Plenty of kids did quit over the years. Others kept at it.
"We had a lot of kids who had tears in their eyes because they were so happy. It shows you how invested they are and they're trying to be successful. As a coach, that's about all you can ask for right there," Johnson said.
It didn't all go smoothly. Thanks to the long drive to Vernal, the team didn't get back home until 2:30 a.m. and school wasn't coincidentally canceled the next morning.
"7:45," quarterback Thailen Pinkerton said when asked what time his first class on Friday morning was. This was after he went to bed around 3:30 a.m.
Johnson said BLHS had a couple of touchdowns called back and the Scots were penalized right before taking a knee in victory formation with less than a minute left.
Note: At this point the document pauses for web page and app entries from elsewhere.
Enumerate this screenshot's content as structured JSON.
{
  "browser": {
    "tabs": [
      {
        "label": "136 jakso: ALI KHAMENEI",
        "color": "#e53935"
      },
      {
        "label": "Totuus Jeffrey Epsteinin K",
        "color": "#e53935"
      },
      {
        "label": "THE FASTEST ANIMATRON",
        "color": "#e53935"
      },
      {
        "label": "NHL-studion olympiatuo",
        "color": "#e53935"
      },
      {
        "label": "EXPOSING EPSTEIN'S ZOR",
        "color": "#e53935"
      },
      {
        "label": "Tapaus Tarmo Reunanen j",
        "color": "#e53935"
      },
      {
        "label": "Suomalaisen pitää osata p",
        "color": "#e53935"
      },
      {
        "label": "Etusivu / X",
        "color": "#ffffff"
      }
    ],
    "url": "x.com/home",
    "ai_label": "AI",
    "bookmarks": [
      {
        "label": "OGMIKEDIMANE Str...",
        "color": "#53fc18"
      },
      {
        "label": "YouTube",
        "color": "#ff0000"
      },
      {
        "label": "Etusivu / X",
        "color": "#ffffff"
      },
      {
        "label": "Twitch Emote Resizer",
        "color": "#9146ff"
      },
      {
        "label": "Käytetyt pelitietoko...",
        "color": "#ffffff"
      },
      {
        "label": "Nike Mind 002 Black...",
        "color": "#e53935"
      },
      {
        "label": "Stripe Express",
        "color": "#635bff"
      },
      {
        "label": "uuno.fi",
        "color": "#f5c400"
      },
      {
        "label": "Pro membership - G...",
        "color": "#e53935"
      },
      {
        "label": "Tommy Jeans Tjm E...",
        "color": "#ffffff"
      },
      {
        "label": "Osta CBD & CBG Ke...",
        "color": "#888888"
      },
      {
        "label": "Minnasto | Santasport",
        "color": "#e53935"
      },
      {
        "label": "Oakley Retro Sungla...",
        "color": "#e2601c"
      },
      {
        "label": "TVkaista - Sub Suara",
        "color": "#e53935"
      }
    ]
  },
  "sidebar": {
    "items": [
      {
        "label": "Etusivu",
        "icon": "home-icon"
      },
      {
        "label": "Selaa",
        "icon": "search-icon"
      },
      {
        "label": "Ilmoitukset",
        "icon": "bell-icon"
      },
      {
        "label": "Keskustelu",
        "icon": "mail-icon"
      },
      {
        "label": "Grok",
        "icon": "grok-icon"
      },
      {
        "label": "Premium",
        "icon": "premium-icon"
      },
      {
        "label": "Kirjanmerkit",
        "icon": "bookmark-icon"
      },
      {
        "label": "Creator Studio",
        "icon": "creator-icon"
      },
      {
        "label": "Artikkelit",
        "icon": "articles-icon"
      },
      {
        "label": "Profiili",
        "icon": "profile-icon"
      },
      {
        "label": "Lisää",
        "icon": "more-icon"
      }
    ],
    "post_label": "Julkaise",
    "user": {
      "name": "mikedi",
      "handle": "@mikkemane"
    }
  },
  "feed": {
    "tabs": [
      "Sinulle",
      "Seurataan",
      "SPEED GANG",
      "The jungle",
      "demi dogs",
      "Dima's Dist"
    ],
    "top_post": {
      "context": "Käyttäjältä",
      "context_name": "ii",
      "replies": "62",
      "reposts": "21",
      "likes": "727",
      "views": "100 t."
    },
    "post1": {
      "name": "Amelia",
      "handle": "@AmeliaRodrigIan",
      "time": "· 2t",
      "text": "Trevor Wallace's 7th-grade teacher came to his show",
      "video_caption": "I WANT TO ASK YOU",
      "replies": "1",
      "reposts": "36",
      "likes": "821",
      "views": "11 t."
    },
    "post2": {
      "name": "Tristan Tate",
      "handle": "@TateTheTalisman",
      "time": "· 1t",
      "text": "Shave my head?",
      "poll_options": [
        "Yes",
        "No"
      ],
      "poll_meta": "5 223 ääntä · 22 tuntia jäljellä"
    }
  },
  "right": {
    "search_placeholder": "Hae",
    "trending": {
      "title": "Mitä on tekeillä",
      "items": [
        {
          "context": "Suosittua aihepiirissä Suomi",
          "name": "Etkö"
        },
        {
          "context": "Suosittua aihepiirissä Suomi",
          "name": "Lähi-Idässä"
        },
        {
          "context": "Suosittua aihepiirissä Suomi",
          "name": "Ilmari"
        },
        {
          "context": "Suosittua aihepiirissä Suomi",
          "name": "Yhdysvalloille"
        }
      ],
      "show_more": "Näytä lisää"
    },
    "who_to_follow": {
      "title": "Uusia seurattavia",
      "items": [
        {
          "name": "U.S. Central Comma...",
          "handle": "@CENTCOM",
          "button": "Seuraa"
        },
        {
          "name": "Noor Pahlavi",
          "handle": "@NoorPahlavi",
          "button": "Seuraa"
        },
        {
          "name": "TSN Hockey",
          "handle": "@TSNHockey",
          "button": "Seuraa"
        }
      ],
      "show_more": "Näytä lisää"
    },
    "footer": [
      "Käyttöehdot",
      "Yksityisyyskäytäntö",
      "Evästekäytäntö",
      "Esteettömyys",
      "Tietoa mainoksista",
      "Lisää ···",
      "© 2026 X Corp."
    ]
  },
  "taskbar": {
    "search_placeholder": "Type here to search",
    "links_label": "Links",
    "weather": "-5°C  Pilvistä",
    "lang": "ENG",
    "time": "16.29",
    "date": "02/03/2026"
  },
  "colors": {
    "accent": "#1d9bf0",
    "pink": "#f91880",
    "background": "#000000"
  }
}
The fact the offense had the chance to go out and line up in victory formation was itself a momentous occasion.
"I told Thailen, the quarterback, I was like, 'I feel like crying right now.' I think almost all of us did," Portillo said.
BEN LOMOND IN THE IRON HORSE
Ben Lomond is the home team this year and its fans sit on the west side of the stadium. BL has won the Iron Horse 20 times since the trophy's inception. The Scots have two winning streaks of three games, from 2005-07 and 2014-16.
Their most successful decade in the series was the 1970s when they went 5-5 in Iron Horse games.
But one could argue that Ben Lomond owns the most consequential win in the series as a whole. The two schools played the week before Halloween in 1997, which turned into a 27-20 Ogden win.
Three weeks later in the 3A state semifinals, Ben Lomond got the Tigers back with a 27-21 win.